The principality, insinuating itself in the place of God, deceives humans into thinking and acting as if the moral worth and justification of human being is defined and determined by commitment or surrender--literally, sacrifice--of human life to the survival interest, grandeur, and vanity of the principality.And as slaves and servants of the powers we become pushed and pulled by their competing demands:
People are veritably besieged, on all sides, at every moment simultaneously by these claims and strivings of the various powers each seeking to dominate, usurp, or take a person’s time, attention, abilities, effort; each grasping at life itself; each demanding idolatrous service and loyalty. In such a tumult it becomes very difficult for a human being even to identify the idols that would possess him or her…Stringfellow goes on to describe this idolatry as a form of "demonic possession" that dehumanizes human persons:
There are those who actually define their humanity as nonhuman or subhuman loyalty and diligence to the interests and appetites of the principalities. There are many who are dumb and complacent in their captivity by institutions, traditions, and similar powers. There are persons who have become automatons. There are humans who know of no other alternative to an existence in vassalage to the principalities. There are people who are programed and propagandized, conditioned and conformed, intimidated and manipulated, fabricated and consigned to role-playing. These are human beings who are demonically possessed.Stringfellow, in striking turn of phrase, calls this captivity to the powers "dehumanized obeisance to the demonic."
But what are the powers wanting? What do they need us for? Survival, according to Stringfellow. The animating goal of the powers is to survive:
Corporations and nations and other demonic powers restrict, control, and consume human life or order to sustain and extend and prosper their own survival.And yet, as creatures the principalities and powers are subject to death. Thus, all the idolatrous service rendered to the principalities and powers ultimately becomes, in the long run, service rendered to death. Fighting for survival the ethos of every principality and power is the ethos of death. Death is the "angel"--the morality and spirituality--of every institution and ideology:
The principalities have great resilience; the death game which they play continues, adapting its means of dominating human beings to the sole morality which governs all demonic powers so long as they exist--survival.
[H]istory discloses that the actual meaning of such human idolatry of nations, institutions, or other principalities is death. Death is the only moral significance that a principality proffers human beings. That is to say, whatever intrinsic moral power is embodied in a principality—for a great corporation, profit, for example; or for a nation, hegemony; or for an ideology, conformity—that is sooner or later suspended by the greater moral power of death. Corporations die. Nations die. Ideologies die. Death survives them all. Death is—apart from God—the greatest moral power in this world, outlasting and subduing all other powers no matter how marvelous they may seem for the time being. This means, theologically speaking, that the object of allegiance and servitude, the real idol secreted within all idolatries, the power above all principalities and powers—the idol of all idols—is death.This is the moral condition of the Fall: human beings idolatrously serving the principalities and powers in the search of meaning and significance only to find that the moral reality behind the powers is death.

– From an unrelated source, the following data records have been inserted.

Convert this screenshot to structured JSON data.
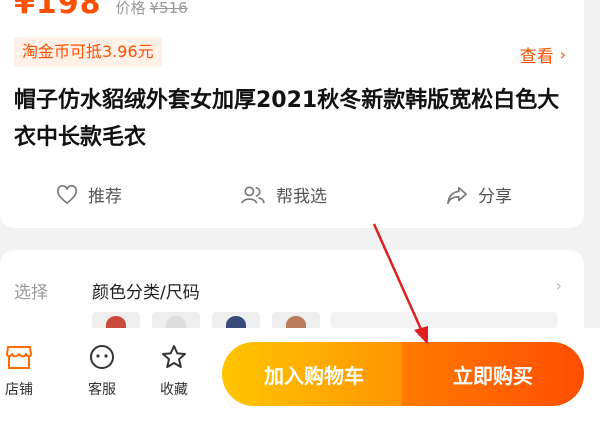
{
  "product": {
    "price": "¥198",
    "original_price_label": "价格",
    "original_price": "¥516",
    "coin_offer": "淘金币可抵3.96元",
    "view_link": "查看",
    "title": "帽子仿水貂绒外套女加厚2021秋冬新款韩版宽松白色大衣中长款毛衣"
  },
  "actions": {
    "recommend": "推荐",
    "help_choose": "帮我选",
    "share": "分享"
  },
  "sku": {
    "label": "选择",
    "value": "颜色分类/尺码",
    "thumb_colors": [
      "#c94a3a",
      "#dcdcdc",
      "#3a4a7a",
      "#b87a5a"
    ]
  },
  "bottom_bar": {
    "store": "店铺",
    "service": "客服",
    "favorite": "收藏",
    "add_to_cart": "加入购物车",
    "buy_now": "立即购买"
  },
  "colors": {
    "accent": "#ff5000",
    "annotation_arrow": "#e02020"
  }
}
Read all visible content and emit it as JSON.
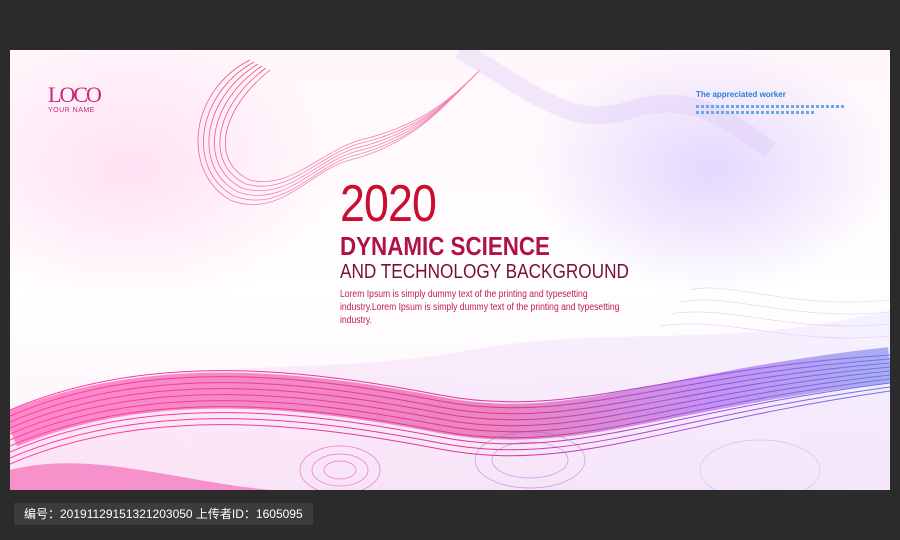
{
  "poster": {
    "logo_mark": "LOCO",
    "logo_sub": "YOUR NAME",
    "tagline": "The appreciated worker",
    "year": "2020",
    "title_line1": "DYNAMIC SCIENCE",
    "title_line2": "AND TECHNOLOGY BACKGROUND",
    "body": "Lorem Ipsum is simply dummy text of the printing and typesetting industry.Lorem Ipsum is simply dummy text of the printing and typesetting industry."
  },
  "footer": {
    "text": "编号：20191129151321203050 上传者ID：1605095"
  },
  "colors": {
    "frame": "#2b2b2b",
    "accent_red": "#c8102e",
    "accent_pink": "#e0338f",
    "accent_purple": "#8a4fe0",
    "tagline_blue": "#2a7fd6"
  }
}
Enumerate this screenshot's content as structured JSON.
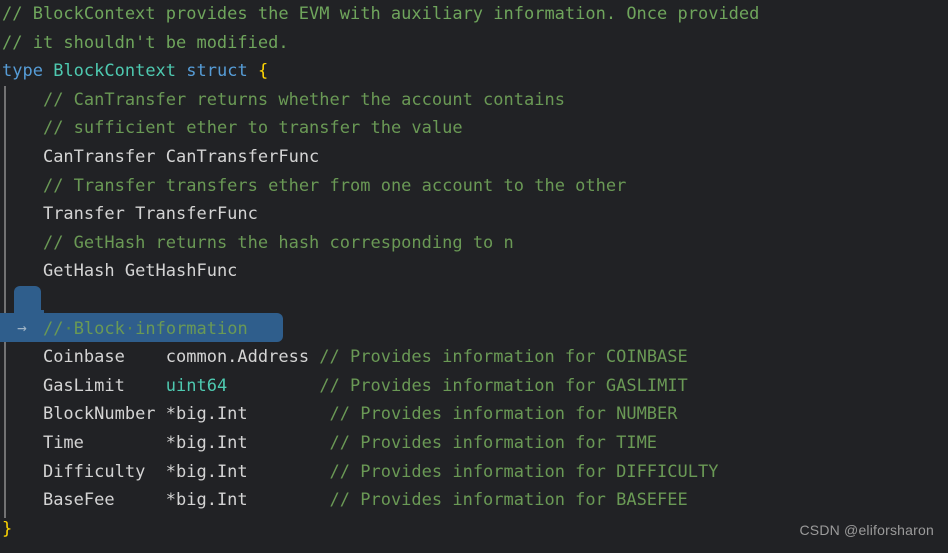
{
  "editor": {
    "language": "go",
    "theme": "dark-plus",
    "colors": {
      "background": "#212225",
      "comment": "#6A9955",
      "keyword": "#569CD6",
      "type": "#4EC9B0",
      "plain": "#D4D4D4",
      "brace": "#FFD602",
      "selection": "#2F5E8C",
      "indent_guide": "#8D8D8D",
      "watermark": "#9B9B9B"
    },
    "indent_guide_visible": true,
    "tab_arrow_glyph": "→",
    "whitespace_dot_glyph": "·"
  },
  "lines": [
    {
      "n": 1,
      "indent": 0,
      "segments": [
        {
          "cls": "cmt-top",
          "text": "// BlockContext provides the EVM with auxiliary information. Once provided"
        }
      ]
    },
    {
      "n": 2,
      "indent": 0,
      "segments": [
        {
          "cls": "cmt-top",
          "text": "// it shouldn't be modified."
        }
      ]
    },
    {
      "n": 3,
      "indent": 0,
      "segments": [
        {
          "cls": "kw",
          "text": "type"
        },
        {
          "cls": "plain",
          "text": " "
        },
        {
          "cls": "typ",
          "text": "BlockContext"
        },
        {
          "cls": "plain",
          "text": " "
        },
        {
          "cls": "kw",
          "text": "struct"
        },
        {
          "cls": "plain",
          "text": " "
        },
        {
          "cls": "brace",
          "text": "{"
        }
      ]
    },
    {
      "n": 4,
      "indent": 1,
      "segments": [
        {
          "cls": "cmt",
          "text": "// CanTransfer returns whether the account contains"
        }
      ]
    },
    {
      "n": 5,
      "indent": 1,
      "segments": [
        {
          "cls": "cmt",
          "text": "// sufficient ether to transfer the value"
        }
      ]
    },
    {
      "n": 6,
      "indent": 1,
      "segments": [
        {
          "cls": "plain",
          "text": "CanTransfer CanTransferFunc"
        }
      ]
    },
    {
      "n": 7,
      "indent": 1,
      "segments": [
        {
          "cls": "cmt",
          "text": "// Transfer transfers ether from one account to the other"
        }
      ]
    },
    {
      "n": 8,
      "indent": 1,
      "segments": [
        {
          "cls": "plain",
          "text": "Transfer TransferFunc"
        }
      ]
    },
    {
      "n": 9,
      "indent": 1,
      "segments": [
        {
          "cls": "cmt",
          "text": "// GetHash returns the hash corresponding to n"
        }
      ]
    },
    {
      "n": 10,
      "indent": 1,
      "segments": [
        {
          "cls": "plain",
          "text": "GetHash GetHashFunc"
        }
      ]
    },
    {
      "n": 11,
      "indent": 0,
      "segments": [
        {
          "cls": "plain",
          "text": ""
        }
      ]
    },
    {
      "n": 12,
      "indent": 1,
      "selected": true,
      "segments": [
        {
          "cls": "cmt",
          "text": "//"
        },
        {
          "cls": "ws-dot",
          "text": "·"
        },
        {
          "cls": "cmt",
          "text": "Block"
        },
        {
          "cls": "ws-dot",
          "text": "·"
        },
        {
          "cls": "cmt",
          "text": "information"
        }
      ]
    },
    {
      "n": 13,
      "indent": 1,
      "segments": [
        {
          "cls": "plain",
          "text": "Coinbase    common.Address "
        },
        {
          "cls": "cmt",
          "text": "// Provides information for COINBASE"
        }
      ]
    },
    {
      "n": 14,
      "indent": 1,
      "segments": [
        {
          "cls": "plain",
          "text": "GasLimit    "
        },
        {
          "cls": "typ",
          "text": "uint64"
        },
        {
          "cls": "plain",
          "text": "         "
        },
        {
          "cls": "cmt",
          "text": "// Provides information for GASLIMIT"
        }
      ]
    },
    {
      "n": 15,
      "indent": 1,
      "segments": [
        {
          "cls": "plain",
          "text": "BlockNumber *big.Int        "
        },
        {
          "cls": "cmt",
          "text": "// Provides information for NUMBER"
        }
      ]
    },
    {
      "n": 16,
      "indent": 1,
      "segments": [
        {
          "cls": "plain",
          "text": "Time        *big.Int        "
        },
        {
          "cls": "cmt",
          "text": "// Provides information for TIME"
        }
      ]
    },
    {
      "n": 17,
      "indent": 1,
      "segments": [
        {
          "cls": "plain",
          "text": "Difficulty  *big.Int        "
        },
        {
          "cls": "cmt",
          "text": "// Provides information for DIFFICULTY"
        }
      ]
    },
    {
      "n": 18,
      "indent": 1,
      "segments": [
        {
          "cls": "plain",
          "text": "BaseFee     *big.Int        "
        },
        {
          "cls": "cmt",
          "text": "// Provides information for BASEFEE"
        }
      ]
    },
    {
      "n": 19,
      "indent": 0,
      "segments": [
        {
          "cls": "brace",
          "text": "}"
        }
      ]
    }
  ],
  "watermark": {
    "text": "CSDN @eliforsharon"
  }
}
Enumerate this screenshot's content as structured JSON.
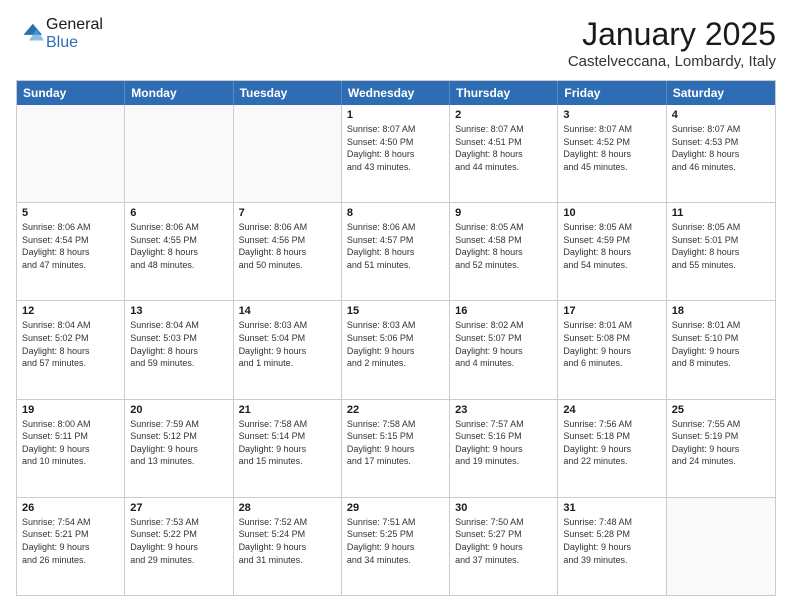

Thus, in the final words of Chapter 3, the Fall becomes the place where "human life is sacrificed for the demonic."
Link to Chapter 4